Boza enjoyed a renaissance in the 19th century as Albanian street vendors, or bozaci, popularized a sweeter, low-alcohol version of the beverage throughout Turkey. And though bozaci and their plaintive sales pitch have largely disappeared from the streets of Istanbul, boza continues to be brewed in a handful of bozahanes in Istanbul and Ankara. The best known is the historic Vefa Bozacisi in Istanbul, which has been brewing and serving boza continuously since its founding in 1876 by Hadji Sadik Bey, an Albanian immigrant from Prizren (now in Kosovo). Sadik’s descendants have preserved the look and feel of a traditional bozahane, with its marbled entrance and mirror-tiled columns on either side of an antique wooden bar. Prominently displayed on the wall is the cup from which Mustafa Kemal Atatürk, founder of the modern Turkish Republic, drank boza.

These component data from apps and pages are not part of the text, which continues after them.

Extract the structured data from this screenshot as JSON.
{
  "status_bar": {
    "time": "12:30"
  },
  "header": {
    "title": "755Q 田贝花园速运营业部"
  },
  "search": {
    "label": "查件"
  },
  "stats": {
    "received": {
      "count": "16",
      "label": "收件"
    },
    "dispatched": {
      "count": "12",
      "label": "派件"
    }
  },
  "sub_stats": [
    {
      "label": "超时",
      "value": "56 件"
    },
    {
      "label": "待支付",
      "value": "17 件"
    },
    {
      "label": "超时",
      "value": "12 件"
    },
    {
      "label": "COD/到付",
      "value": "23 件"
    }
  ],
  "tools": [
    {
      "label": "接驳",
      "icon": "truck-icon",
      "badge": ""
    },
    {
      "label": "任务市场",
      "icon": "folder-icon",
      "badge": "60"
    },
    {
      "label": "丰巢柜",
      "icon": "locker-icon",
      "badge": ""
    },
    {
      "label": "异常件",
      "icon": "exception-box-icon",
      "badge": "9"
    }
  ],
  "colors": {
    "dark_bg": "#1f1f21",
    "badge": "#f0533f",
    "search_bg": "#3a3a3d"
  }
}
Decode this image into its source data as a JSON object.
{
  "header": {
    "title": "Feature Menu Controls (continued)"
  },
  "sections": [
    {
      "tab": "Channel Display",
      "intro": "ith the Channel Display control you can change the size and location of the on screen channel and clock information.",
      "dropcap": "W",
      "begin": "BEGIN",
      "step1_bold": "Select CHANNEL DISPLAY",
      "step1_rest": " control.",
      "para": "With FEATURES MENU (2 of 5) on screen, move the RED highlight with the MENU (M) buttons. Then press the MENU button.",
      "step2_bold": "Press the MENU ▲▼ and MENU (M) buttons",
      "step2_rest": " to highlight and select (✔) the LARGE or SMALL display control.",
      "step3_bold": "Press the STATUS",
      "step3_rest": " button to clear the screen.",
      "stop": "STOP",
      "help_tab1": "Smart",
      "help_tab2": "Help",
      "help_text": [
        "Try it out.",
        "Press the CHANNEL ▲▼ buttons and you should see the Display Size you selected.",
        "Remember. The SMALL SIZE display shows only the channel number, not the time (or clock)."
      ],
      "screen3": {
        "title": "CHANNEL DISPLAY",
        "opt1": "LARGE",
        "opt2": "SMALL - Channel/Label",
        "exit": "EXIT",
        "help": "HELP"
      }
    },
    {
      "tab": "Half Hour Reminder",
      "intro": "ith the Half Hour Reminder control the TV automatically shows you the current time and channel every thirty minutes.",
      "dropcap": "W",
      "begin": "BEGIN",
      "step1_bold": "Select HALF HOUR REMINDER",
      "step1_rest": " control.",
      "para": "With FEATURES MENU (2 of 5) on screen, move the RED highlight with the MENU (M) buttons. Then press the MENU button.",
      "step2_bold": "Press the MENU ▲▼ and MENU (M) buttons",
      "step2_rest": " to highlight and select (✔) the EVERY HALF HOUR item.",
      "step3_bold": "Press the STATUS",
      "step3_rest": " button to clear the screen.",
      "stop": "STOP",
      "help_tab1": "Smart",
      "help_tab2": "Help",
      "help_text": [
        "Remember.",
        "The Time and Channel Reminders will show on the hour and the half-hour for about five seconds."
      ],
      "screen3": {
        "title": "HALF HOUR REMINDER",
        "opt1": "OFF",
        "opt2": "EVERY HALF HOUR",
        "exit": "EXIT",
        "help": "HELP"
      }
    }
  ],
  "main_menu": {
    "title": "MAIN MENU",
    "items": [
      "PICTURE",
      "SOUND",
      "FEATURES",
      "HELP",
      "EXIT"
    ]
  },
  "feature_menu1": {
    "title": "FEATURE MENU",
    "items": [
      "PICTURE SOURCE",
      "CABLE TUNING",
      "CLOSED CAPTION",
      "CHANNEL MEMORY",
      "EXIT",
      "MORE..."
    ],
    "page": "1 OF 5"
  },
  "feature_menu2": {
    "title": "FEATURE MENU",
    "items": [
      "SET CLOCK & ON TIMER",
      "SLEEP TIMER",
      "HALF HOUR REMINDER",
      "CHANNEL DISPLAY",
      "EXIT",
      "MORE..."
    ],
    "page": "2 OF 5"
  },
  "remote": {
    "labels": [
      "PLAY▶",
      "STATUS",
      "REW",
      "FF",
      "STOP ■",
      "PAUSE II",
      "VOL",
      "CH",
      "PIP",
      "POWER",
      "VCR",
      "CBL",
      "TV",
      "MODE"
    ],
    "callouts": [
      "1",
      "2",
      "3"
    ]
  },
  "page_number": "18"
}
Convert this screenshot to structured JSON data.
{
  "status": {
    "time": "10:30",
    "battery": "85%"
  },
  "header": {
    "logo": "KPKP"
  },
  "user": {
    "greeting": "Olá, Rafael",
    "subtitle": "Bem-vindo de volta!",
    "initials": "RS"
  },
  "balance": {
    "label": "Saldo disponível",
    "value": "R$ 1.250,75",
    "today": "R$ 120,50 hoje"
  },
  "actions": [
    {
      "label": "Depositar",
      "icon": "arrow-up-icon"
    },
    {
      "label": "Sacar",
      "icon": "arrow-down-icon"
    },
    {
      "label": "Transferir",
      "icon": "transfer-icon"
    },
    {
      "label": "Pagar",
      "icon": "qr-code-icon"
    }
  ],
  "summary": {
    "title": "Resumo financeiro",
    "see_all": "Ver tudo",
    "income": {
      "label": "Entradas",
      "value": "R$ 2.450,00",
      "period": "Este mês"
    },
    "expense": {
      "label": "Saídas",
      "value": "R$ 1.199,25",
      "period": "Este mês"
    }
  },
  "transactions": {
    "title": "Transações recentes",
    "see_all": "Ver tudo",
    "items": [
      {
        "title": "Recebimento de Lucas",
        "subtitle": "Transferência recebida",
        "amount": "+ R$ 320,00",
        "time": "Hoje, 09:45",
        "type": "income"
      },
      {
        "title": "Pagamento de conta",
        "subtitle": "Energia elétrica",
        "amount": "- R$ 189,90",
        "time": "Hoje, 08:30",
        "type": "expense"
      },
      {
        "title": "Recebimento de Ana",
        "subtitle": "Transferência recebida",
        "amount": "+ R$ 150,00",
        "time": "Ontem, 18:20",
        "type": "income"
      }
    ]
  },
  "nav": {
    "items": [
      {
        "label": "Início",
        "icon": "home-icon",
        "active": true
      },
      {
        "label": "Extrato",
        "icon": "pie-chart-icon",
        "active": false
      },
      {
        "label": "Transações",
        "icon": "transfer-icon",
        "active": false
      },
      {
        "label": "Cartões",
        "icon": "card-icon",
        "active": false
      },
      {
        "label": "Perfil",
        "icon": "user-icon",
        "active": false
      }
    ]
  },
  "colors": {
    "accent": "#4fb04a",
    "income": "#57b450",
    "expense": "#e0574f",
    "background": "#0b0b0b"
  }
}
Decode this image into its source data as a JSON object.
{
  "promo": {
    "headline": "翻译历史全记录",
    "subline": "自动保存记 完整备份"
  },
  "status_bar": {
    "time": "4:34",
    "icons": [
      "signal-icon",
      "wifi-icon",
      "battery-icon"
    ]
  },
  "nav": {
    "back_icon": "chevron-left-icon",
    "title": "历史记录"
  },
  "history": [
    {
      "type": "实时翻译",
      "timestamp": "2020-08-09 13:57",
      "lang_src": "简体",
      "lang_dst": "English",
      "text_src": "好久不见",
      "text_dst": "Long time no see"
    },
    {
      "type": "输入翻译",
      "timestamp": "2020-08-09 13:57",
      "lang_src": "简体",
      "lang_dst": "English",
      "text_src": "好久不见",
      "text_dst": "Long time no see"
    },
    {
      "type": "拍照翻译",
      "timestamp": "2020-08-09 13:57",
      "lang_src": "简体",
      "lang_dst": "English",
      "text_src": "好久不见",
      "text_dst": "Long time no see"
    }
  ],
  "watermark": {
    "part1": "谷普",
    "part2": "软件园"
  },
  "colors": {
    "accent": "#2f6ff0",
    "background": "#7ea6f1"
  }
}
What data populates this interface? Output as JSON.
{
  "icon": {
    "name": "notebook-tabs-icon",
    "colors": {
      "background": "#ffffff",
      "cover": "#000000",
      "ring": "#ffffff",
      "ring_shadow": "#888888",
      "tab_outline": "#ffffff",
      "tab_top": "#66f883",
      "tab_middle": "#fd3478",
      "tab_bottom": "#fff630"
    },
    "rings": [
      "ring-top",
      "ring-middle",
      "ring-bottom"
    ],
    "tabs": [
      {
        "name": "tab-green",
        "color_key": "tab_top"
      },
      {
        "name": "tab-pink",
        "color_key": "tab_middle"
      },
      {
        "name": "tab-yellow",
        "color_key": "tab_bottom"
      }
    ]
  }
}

As boza drinking spread throughout the Ottoman Empire, each region adapted it to its own local customs and indigenous cereal grains. In Kirghizia, Boza is made from crushed wheat; wheat flour is used in the Crimea; and a version made from coarsely ground rice is enjoyed in Turkmenistan. In the Balkans, where the “modern” low-alcohol, semisweet version of boza was perfected, wheat and corn flour are the principal source of fermentable sugars. Most Balkan drinkers consume boza as a summer refresher, rather than a winter warmer. Bulgarians, however, produce a thick and filling boza from roasted millet, which they customarily combine with pastries for a hearty breakfast. Since joining the European Union, Bulgarian marketers have touted boza’s capacity to increase breast size. There is certainly some truth to this claim: Any diet supplemented by a highly caloric beverage such as boza will increase the girth, not just of breasts, but of the waist, hips, and buttocks as well.